EDITORIAL: PTI (Pakistan Tehreek-e-Insaf) is clearly trying to wriggle out of its isolation, moving pieces across the board to get the so-called establishment, along with other premier institutions of the state, to grant it a “level playing field” ahead of the general election.
So, while participants in meetings between the party’s information secretary and the president, and between Shafqat Mehmood and the caretaker information minister, are trying to play them down, enough chatter has reached the press to suggest that efforts are underway, most likely at the behest of PTI chairman Imran Khan, for a “grand national dialogue”.
This makes sense. Politics is the art of the possible, after all, and this seems like the moment when PTI is maturing from its earlier refusal to talk to anybody else, no matter how urgent the situation, to one where it accepts the centrality of dialogue in the greater political process. And as the country’s largest and (still) most popular political party, it is well within its rights to demand that “level playing field” so close to the election.
Strangely, though, the caretaker interior minister has thrown a spanner in the works, so to speak, by saying that “there is no room for any dialogue with the attackers and planners of May 9”.
No doubt he was referring to PTI, especially its high command, which would imply that he, at least, has reached the conclusion that everybody being tried for the said attacks is guilty as charged. Yet that contradicts the cardinal rule of “innocent until proven guilty”.
Surely, he’s mindful that as a sitting minister he does not have the luxury of personal opinions, especially on matters of supreme national importance. And, for all intents and purposes, his utterances in fact reflect the official position of the caretaker government; whose number-one responsibility is to ensure “free and fair elections”. But is that really possible when the government acts as judge, jury and executioner even as the honourable courts are going about their business?

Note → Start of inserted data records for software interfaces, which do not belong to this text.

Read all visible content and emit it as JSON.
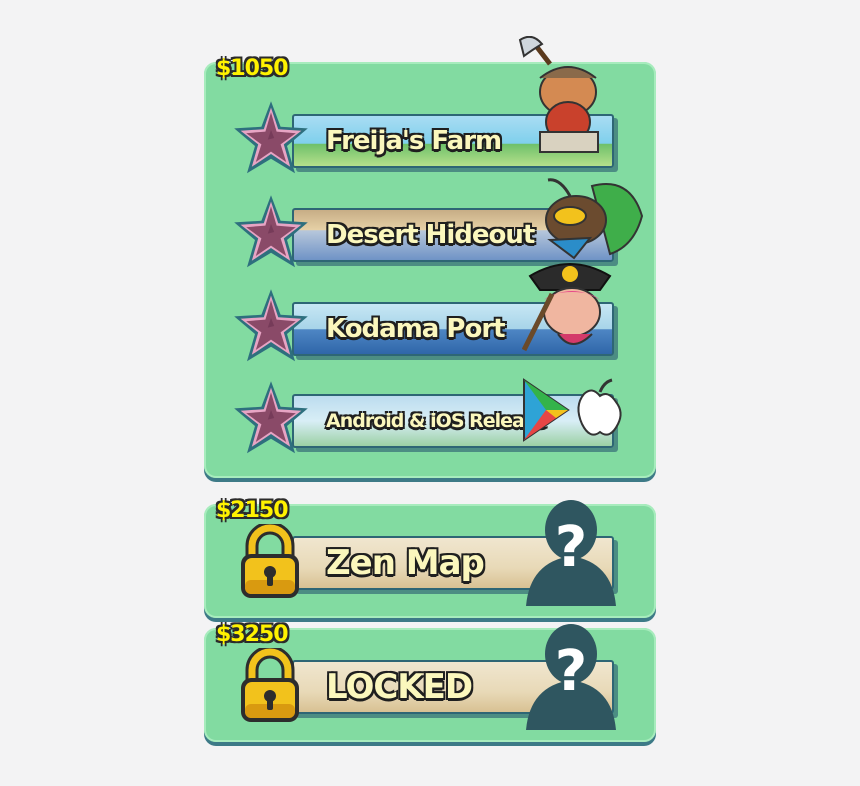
{
  "colors": {
    "panel": "#82dba1",
    "panel_shadow": "#3d7a87",
    "goal_text": "#fff200",
    "banner_text": "#fbf7bd",
    "star_fill": "#8a4a68",
    "lock_gold": "#f2c21c"
  },
  "groups": [
    {
      "goal": "$1050",
      "items": [
        {
          "label": "Freija's Farm",
          "icon": "star-icon",
          "character": "viking-warrior-icon"
        },
        {
          "label": "Desert Hideout",
          "icon": "star-icon",
          "character": "beetle-bandit-icon"
        },
        {
          "label": "Kodama Port",
          "icon": "star-icon",
          "character": "pirate-girl-icon"
        },
        {
          "label": "Android & iOS Release",
          "icon": "star-icon",
          "character": "app-store-logos-icon"
        }
      ]
    },
    {
      "goal": "$2150",
      "items": [
        {
          "label": "Zen Map",
          "icon": "lock-icon",
          "character": "mystery-silhouette-icon"
        }
      ]
    },
    {
      "goal": "$3250",
      "items": [
        {
          "label": "LOCKED",
          "icon": "lock-icon",
          "character": "mystery-silhouette-icon"
        }
      ]
    }
  ]
}
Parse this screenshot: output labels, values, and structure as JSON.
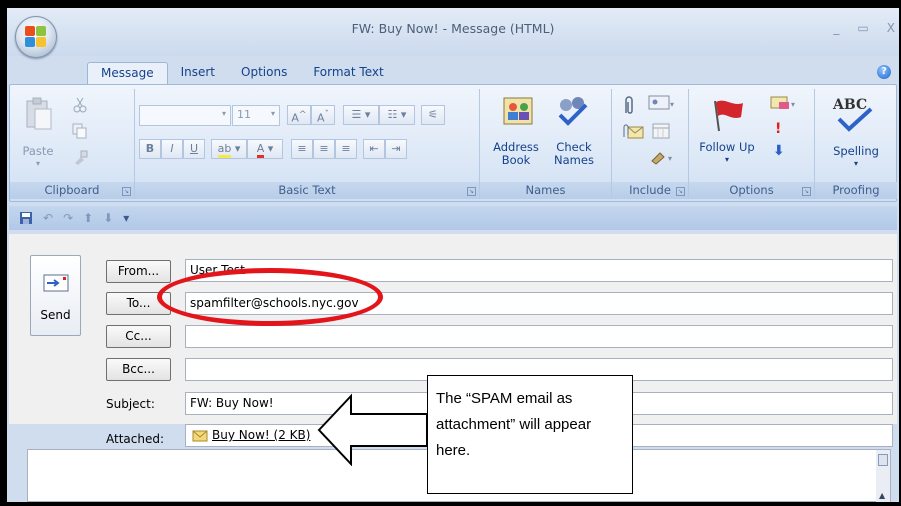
{
  "window": {
    "title": "FW: Buy Now! - Message (HTML)",
    "controls": [
      "_",
      "▭",
      "X"
    ]
  },
  "tabs": [
    {
      "label": "Message",
      "active": true
    },
    {
      "label": "Insert",
      "active": false
    },
    {
      "label": "Options",
      "active": false
    },
    {
      "label": "Format Text",
      "active": false
    }
  ],
  "ribbon": {
    "clipboard": {
      "paste_label": "Paste",
      "group_label": "Clipboard"
    },
    "basic_text": {
      "font_size": "11",
      "group_label": "Basic Text"
    },
    "names": {
      "address_book_label": "Address Book",
      "check_names_label": "Check Names",
      "group_label": "Names"
    },
    "include": {
      "group_label": "Include"
    },
    "options": {
      "follow_up_label": "Follow Up",
      "group_label": "Options"
    },
    "proofing": {
      "spelling_label": "Spelling",
      "group_label": "Proofing"
    }
  },
  "form": {
    "send_label": "Send",
    "from_button": "From...",
    "from_value": "User Test",
    "to_button": "To...",
    "to_value": "spamfilter@schools.nyc.gov",
    "cc_button": "Cc...",
    "cc_value": "",
    "bcc_button": "Bcc...",
    "bcc_value": "",
    "subject_label": "Subject:",
    "subject_value": "FW: Buy Now!",
    "attached_label": "Attached:",
    "attachment_name": "Buy Now! (2 KB)"
  },
  "annotation": {
    "callout_text": "The “SPAM email as attachment” will appear here."
  },
  "colors": {
    "ribbon_blue": "#dbe7f6",
    "tab_text": "#15428b",
    "annotation_red": "#e3151b"
  }
}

There’s also the rather obvious fact that the country is passing through a very fragile situation at the moment. Everybody knows that unprecedented political bitterness, just when the economy was on the brink of complete collapse, almost brought the whole house crashing down just last year.
There’s no denying that PTI played perhaps the biggest role in creating that atmosphere of animosity, but that does not mean it can be sidelined, especially this close to a monumental general election, unless the law says so. And the law hasn’t delivered its final verdict yet.
It’s also true that the country hasn’t, by any stretch of the imagination, successfully negotiated any of its existential crises yet. And, as so often stressed in this space, there is an urgent need for all political parties and all leading institutions to sit together, indeed initiate a “grand national dialogue”, and chart a way forward where nobody disagrees on the most important tasks at hand. For, it would do nobody any good, regardless of who is in jail and who is in power, if the country breaks down and defaults.
There is still time to get the house in order. But that would require everybody in it to play along. And that is not possible without the “level playing field” that PTI is now demanding. Of course, it is ironic that a party deliberately pushing everybody else away not too long ago is now pleading for inclusivity, but that is the long-term nature of politics. And unless other parties, and institutions, also display the maturity needed to appreciate and accept this reality, everybody will suffer in the end.
Copyright Business Recorder, 2023